Arthur said she and others were alerted in July by the contractor and Department of General Services about damage to the six columns that are part of the monument. One column was of particular concern because it had deteriorated more than the others.
The cause is not known, but Arthur said it might not be related to the demolition.
“I just don’t think there’s a real specific,” she said. “It’s not like a forklift ran into them or any of that.”
A decision was made to brace them temporarily using steel beams. Closer examination revealed the damage was not superficial. The monument would have to be disassembled again.
The memorial, designed by Maryland artist Toby Mendez, was dedicated in 1996.
The original design featured an 8-foot bronze statue of Marshall. The monument incorporated the facade of the Department of Legislative Services building and featured six columns between the building and statue meant to give the appearance of Marshall on the steps of a courthouse.
Three columns on either side of the justice held up an entablature carrying the phrase “Equal Justice Under Law.”
Inscribed on the wall in the mall are key dates in Marshall’s life, including his graduation from high school in Baltimore; key legal battles such as the seminal Brown v. Board of Education of Topeka; and his tenure as the first Black justice on the nation’s highest court.
Benches around the monument include the figure of Donald Gaines Murray, as well as two children symbolizing Marshall’s victory in the Brown v. Board case.

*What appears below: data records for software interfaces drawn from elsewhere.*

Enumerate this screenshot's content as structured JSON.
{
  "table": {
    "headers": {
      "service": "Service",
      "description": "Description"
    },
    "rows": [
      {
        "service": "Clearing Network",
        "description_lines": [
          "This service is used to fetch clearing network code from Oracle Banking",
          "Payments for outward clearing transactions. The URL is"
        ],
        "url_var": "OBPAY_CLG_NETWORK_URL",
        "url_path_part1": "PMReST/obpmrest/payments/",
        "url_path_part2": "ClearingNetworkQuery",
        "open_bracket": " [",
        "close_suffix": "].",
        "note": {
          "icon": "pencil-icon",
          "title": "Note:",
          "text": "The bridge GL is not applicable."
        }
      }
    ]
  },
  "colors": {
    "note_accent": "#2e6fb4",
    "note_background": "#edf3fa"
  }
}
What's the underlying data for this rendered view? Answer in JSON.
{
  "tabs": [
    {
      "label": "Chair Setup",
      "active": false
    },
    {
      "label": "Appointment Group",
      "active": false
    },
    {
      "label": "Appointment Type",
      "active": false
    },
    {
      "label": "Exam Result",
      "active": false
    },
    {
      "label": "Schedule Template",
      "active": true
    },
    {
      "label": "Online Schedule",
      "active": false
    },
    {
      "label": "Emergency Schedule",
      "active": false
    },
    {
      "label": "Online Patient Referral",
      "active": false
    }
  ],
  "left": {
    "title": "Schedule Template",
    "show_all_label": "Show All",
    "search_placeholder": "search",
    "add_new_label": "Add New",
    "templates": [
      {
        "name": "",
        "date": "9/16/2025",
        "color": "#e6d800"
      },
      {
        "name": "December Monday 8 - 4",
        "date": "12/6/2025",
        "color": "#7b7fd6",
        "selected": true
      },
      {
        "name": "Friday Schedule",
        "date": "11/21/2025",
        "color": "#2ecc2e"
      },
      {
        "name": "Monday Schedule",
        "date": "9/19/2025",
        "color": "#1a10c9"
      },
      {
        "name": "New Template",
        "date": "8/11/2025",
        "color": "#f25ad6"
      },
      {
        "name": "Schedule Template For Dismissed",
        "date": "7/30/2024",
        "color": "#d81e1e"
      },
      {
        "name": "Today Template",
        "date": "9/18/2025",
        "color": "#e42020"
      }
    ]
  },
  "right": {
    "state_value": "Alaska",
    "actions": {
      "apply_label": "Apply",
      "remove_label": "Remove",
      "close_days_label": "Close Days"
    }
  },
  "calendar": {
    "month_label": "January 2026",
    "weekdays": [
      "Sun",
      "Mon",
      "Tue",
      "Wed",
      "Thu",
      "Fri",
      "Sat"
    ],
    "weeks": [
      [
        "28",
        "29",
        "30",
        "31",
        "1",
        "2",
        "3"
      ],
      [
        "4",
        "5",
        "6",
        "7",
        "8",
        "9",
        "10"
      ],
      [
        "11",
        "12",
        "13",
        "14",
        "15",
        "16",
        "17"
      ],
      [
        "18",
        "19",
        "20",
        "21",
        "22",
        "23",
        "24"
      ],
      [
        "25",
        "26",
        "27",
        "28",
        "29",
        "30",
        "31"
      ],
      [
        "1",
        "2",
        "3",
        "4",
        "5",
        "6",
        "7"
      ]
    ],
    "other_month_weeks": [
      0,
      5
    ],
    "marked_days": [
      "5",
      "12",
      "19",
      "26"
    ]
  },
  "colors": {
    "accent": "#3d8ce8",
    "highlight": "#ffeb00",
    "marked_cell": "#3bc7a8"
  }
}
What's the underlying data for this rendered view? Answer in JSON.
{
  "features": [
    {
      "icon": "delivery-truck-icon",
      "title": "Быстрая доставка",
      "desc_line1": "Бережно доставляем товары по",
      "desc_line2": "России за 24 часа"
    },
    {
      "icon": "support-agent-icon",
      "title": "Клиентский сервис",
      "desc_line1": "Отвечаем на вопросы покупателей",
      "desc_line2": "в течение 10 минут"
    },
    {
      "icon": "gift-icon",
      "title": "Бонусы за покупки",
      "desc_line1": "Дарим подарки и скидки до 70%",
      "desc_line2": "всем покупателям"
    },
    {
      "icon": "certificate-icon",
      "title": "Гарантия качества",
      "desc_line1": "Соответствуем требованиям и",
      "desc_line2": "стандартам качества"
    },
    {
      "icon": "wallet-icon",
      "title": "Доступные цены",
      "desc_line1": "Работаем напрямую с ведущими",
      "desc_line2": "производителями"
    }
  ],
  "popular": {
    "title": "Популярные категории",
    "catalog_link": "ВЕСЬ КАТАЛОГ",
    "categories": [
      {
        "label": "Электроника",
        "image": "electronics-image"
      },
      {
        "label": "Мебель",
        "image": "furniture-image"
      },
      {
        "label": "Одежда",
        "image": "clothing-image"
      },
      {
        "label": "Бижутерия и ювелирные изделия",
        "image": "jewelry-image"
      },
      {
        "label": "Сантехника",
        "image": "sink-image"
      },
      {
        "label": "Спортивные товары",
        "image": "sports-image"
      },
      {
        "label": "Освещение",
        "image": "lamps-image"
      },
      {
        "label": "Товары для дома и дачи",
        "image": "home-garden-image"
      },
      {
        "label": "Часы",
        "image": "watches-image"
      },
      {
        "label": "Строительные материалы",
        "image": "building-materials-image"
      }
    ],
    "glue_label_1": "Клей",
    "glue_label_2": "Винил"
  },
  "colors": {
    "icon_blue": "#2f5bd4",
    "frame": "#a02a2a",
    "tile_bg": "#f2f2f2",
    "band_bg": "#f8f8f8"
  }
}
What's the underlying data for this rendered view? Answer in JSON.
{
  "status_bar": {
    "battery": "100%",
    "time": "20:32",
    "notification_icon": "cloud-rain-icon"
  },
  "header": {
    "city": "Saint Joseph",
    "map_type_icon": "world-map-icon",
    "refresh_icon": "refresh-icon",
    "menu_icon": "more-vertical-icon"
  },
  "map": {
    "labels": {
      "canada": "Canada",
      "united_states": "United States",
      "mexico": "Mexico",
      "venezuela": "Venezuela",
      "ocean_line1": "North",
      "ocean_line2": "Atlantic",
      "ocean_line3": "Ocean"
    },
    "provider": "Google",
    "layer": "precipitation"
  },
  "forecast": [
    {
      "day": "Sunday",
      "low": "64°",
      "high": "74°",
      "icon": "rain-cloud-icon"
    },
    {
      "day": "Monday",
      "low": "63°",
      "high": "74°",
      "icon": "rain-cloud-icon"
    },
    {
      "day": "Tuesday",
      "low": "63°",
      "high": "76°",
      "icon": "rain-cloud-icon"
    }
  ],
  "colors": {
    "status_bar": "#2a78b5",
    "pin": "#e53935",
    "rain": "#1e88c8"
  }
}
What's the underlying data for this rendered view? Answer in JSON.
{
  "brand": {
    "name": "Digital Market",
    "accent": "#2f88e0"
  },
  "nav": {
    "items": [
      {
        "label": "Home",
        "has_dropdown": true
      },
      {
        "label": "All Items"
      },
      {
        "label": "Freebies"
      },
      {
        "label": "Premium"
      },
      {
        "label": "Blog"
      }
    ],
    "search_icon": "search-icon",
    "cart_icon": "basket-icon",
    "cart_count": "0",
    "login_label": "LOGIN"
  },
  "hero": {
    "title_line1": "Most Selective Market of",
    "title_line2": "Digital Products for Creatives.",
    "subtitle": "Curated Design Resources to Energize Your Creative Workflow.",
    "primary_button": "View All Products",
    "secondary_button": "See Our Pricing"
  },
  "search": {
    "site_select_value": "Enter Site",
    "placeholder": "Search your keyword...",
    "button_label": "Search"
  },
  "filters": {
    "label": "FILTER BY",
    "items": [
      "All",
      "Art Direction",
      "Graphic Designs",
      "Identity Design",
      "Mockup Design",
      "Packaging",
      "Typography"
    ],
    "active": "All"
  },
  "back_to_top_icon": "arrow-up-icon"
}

The mall where it was placed was once known as State House Square and was home to the Maryland Court of Appeals in 1935. Marshall argued a number of integration cases before the state court, including one that resulted in Murray’s acceptance into the University of Maryland, School of Law.
The memorial was removed in 2018 to allow for work on utilities running under the plaza. Some pieces were stored. The Marshall statue was temporarily relocated to the Court of Appeals.
It was returned to Lawyers’ Mall in late 2020 and rededicated last year.
It’s possible, Arthur said, that the initial cause may be related to when the monument was disassembled three years ago.
“I do think from having been on site when it was disassembled back in 2018, when it was installed it was considered permanent without any regard for pulling back apart so that it would be easily disassembled,” she said. “It’s possible the damage could have occurred then. Normally when you install columns they stay there and you don’t take them down and cart them off somewhere, reinstall them.”l